Following a Sunday Times reports, 1xBet, one of the most popular online gambling brands in the United Kingdom, has shut down its UK-facing operation. The investigation called out the gambling operator for a series of questionable ethical violations as well as for having blatantly broken gaming industry rules. The Times reported that the UK Gambling Commission (UKGC) has launched its own investigations into the activities of 1xBet which until it was closed was operating under a white-label deal with FSB Tech, an online gambling platform provider. Now, anyone in the UK who tries to access the site is met with a splash screen that tells that the site is not available.

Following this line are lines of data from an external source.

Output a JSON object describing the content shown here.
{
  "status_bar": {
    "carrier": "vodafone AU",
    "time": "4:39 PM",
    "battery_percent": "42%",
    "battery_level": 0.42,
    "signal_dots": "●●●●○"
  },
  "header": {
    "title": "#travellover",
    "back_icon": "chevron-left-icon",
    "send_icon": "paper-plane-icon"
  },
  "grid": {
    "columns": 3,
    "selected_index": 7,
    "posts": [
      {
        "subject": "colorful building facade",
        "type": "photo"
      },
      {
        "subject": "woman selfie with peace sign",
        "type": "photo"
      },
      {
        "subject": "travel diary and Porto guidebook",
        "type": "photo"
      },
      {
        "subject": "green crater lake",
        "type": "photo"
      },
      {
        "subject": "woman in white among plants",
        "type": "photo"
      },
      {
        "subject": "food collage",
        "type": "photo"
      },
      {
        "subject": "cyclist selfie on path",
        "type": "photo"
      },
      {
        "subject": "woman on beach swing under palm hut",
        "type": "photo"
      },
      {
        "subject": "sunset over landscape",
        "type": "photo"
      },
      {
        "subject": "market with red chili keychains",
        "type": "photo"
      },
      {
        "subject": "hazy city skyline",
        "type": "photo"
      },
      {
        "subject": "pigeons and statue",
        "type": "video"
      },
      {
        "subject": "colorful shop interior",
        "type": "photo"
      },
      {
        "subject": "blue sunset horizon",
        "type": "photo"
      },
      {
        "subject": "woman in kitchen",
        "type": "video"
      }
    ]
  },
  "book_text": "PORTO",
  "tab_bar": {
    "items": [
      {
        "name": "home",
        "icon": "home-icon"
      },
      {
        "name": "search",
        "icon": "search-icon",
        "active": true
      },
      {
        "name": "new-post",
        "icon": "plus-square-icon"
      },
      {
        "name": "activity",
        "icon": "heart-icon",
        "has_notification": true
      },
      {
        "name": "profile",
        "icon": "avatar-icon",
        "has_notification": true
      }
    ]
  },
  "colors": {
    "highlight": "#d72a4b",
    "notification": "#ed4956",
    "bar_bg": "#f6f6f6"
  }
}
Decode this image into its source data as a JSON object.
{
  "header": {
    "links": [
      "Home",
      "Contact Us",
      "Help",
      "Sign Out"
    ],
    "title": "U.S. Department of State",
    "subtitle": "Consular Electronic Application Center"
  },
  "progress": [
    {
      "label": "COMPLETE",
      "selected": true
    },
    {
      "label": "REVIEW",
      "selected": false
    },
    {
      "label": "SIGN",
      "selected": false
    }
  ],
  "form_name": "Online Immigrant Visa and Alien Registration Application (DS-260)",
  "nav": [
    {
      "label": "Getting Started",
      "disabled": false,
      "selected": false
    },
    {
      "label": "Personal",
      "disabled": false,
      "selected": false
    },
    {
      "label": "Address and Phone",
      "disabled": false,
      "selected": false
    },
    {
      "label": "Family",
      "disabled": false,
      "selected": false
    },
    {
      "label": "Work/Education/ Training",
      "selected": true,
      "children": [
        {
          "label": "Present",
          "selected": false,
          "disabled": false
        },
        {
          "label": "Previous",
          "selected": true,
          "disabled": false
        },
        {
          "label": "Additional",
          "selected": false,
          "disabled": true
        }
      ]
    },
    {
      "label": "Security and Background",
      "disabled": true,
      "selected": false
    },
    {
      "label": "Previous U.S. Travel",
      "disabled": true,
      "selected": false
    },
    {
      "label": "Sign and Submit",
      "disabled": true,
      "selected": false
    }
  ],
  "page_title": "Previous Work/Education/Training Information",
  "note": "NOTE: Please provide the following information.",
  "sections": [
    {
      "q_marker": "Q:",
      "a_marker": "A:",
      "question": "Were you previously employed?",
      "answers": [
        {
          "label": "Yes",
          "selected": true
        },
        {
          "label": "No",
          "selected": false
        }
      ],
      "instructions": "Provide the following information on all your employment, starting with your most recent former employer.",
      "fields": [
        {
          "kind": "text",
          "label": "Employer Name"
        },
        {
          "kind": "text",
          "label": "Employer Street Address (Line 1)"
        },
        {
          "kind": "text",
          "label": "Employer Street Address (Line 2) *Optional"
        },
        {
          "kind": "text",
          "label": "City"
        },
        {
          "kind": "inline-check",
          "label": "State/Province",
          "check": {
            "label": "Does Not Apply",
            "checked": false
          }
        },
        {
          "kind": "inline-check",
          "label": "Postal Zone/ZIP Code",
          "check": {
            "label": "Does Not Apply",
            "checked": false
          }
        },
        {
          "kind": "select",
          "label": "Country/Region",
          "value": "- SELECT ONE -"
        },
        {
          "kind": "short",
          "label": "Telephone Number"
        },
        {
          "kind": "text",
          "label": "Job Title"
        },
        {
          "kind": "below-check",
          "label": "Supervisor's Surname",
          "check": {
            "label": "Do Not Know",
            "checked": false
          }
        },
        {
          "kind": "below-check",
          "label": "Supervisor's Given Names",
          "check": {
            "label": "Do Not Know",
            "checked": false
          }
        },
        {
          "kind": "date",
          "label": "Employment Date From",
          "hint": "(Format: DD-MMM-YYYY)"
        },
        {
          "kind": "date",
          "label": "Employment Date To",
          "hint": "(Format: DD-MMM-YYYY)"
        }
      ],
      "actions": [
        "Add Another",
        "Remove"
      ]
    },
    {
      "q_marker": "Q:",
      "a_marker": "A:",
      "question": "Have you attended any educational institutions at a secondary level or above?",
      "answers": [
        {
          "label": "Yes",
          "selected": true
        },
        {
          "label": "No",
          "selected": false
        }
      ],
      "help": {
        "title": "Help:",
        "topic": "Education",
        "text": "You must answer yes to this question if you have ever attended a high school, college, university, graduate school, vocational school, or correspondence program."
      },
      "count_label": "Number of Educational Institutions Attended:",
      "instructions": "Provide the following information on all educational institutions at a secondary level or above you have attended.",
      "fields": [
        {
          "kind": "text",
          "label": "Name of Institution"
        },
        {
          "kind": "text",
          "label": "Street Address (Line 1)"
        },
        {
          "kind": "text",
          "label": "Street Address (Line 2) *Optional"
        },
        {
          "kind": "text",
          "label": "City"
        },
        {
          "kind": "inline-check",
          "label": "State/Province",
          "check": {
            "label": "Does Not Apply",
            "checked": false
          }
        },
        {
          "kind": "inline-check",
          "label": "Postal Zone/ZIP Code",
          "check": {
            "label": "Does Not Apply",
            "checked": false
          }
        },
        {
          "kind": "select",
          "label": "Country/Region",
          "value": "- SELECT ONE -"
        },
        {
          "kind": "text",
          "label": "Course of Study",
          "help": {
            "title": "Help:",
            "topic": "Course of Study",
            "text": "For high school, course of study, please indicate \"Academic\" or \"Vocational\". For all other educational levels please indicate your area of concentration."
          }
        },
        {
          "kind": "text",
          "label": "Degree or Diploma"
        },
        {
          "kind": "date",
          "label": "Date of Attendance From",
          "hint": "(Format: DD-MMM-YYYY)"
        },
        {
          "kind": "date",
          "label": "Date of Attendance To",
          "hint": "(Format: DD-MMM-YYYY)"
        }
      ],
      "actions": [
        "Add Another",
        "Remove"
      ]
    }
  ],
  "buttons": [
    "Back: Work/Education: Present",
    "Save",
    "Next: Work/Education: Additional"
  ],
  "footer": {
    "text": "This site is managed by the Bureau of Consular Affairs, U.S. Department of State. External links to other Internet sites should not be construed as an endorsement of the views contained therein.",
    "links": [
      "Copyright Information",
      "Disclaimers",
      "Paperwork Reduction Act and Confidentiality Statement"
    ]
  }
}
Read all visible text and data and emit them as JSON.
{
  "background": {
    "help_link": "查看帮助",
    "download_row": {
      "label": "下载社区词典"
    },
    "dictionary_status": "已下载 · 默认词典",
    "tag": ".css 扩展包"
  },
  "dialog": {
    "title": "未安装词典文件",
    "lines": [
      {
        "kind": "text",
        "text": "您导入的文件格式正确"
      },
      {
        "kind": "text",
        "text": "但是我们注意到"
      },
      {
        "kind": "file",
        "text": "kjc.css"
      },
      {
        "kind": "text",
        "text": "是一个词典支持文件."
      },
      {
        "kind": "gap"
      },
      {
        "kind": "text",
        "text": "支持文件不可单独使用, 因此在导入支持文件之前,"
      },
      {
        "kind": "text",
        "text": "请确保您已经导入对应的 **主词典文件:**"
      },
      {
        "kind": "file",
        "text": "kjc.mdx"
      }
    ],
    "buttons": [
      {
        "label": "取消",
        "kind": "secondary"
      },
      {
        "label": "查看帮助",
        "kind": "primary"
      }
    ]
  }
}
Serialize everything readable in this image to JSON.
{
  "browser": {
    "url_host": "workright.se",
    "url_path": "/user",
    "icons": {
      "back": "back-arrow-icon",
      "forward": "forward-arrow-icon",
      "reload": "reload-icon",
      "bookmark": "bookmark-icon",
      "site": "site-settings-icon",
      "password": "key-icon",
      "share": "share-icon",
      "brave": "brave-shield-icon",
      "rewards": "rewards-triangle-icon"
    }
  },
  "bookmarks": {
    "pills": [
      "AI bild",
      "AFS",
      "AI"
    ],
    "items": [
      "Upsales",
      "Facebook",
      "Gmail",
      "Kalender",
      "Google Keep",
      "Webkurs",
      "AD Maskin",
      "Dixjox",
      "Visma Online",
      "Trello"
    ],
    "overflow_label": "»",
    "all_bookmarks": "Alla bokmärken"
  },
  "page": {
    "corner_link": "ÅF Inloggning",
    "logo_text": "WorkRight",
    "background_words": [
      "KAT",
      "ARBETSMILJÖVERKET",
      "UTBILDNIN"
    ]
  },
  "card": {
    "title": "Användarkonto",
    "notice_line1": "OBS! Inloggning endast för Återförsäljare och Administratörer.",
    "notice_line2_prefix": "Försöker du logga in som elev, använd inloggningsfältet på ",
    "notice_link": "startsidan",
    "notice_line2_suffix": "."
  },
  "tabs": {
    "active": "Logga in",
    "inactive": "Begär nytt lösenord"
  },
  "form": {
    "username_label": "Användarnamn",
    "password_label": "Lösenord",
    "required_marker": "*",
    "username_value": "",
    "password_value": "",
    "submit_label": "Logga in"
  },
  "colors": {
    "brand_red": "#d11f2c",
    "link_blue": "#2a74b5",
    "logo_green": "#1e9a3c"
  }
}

Some of the allegations that were leveled against 1xBet claimed that some of the gambling company’s operations have been taking bets on cockfights and under-19 athletic competitions. In addition to that, 1xBet was also reportedly promoting its brand and services in prohibited websites such as video-sharing sites.
Unsurprisingly, 1xBet representatives have denied all the allegations and, in some cases, decide to lay the blame on other people. For instance, the company stated that third party networks were to blame for the issues that resulted in the shutdown of its UK-facing site.
The gambling operator further stated that the allegations are very serious and because of that they have also launched an internal investigation to ensure continuous monitoring. In addition to that, they have retained a number of gambling specialists and consultants who will give advice on how best the matter should be handled.
Huge Rise in Gambling Complaints
As it turns out, 1xBet is not the only gambling company in the United Kingdom that is currently on the spotlight due to violations of gambling laws and unethical practices. A recent BBC Panorama report on the industry has revealed that customer complaints about UK gambling companies went up nearly 50 times over the past five years. One of the most notable complaints was raised by problem gamblers who claimed that gambling operators continued to send them promotional mail even though they had opted out or self-excluded.
According to Neil McArthur, UKGC’s chief executive, the rise in the number of complaints might actually be a good thing for the industry.
“We are pushing the industry to know its customers, and part of this is actually, possibly, a good sign because it’s suggesting that consumers are demanding more of the gambling operators. And I would encourage them to continue to do that,” he said.
Rightly so, more complaints will allow the gambling regulator to deal with any of the loopholes that may exist in the industry while at the same time identifying rule-breakers and taking the necessary action against them.